Task description →
State the number of lines in these records holding "请注意核对". Say nothing more.

Dataset items:
■ ■ ■ ■

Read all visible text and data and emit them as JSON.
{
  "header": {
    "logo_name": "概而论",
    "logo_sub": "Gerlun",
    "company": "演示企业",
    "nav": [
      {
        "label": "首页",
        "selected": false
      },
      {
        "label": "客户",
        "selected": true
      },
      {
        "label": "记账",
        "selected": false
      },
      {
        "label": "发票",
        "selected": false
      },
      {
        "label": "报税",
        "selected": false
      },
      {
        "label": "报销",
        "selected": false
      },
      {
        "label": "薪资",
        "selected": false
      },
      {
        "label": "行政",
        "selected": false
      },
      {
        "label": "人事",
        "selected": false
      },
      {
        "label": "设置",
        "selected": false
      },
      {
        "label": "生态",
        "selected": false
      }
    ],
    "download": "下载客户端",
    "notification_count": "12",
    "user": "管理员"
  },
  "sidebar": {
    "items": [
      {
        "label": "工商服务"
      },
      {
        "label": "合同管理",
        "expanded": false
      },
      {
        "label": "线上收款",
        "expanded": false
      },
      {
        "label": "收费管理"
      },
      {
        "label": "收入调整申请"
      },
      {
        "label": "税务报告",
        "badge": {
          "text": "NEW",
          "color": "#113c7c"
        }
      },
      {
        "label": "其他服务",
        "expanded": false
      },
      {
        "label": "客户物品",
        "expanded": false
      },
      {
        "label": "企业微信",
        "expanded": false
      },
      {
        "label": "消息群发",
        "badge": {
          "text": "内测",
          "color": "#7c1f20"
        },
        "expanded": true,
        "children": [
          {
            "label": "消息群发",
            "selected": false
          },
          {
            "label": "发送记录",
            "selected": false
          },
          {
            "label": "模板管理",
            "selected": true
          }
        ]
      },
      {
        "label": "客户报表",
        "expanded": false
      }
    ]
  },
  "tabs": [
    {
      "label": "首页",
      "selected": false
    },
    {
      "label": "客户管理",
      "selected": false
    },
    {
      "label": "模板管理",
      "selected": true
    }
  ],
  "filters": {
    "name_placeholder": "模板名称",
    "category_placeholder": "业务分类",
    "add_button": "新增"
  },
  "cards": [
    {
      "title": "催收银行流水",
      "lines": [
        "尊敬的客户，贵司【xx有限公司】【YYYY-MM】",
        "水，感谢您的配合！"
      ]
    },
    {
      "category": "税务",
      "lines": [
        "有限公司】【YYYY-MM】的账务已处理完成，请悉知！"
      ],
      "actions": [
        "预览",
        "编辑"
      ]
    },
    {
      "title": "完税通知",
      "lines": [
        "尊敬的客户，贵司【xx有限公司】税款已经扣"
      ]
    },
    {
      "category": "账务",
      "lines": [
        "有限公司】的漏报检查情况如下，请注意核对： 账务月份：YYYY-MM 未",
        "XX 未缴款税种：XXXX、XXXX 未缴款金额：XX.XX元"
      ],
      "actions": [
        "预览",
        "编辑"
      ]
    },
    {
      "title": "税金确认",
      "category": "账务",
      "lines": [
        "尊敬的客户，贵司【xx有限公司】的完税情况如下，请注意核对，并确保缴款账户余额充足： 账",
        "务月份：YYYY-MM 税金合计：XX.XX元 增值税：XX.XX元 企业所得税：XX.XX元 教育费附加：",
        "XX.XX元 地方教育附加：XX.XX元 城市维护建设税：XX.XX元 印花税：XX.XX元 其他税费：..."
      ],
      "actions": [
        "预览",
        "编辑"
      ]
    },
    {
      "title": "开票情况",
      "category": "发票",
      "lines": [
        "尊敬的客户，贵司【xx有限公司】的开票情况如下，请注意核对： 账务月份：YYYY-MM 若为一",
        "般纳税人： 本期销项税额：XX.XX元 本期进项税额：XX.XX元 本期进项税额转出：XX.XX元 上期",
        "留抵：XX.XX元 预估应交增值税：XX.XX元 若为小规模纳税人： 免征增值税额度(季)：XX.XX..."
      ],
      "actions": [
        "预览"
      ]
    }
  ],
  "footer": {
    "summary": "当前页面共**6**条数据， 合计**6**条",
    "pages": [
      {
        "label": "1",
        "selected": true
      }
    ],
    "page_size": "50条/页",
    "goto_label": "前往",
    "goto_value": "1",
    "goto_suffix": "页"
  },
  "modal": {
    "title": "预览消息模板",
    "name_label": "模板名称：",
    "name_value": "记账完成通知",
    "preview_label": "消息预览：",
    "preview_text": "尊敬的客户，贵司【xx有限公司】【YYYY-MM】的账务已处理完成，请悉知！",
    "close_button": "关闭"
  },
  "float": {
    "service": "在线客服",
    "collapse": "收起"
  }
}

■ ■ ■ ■

Response to the task →
3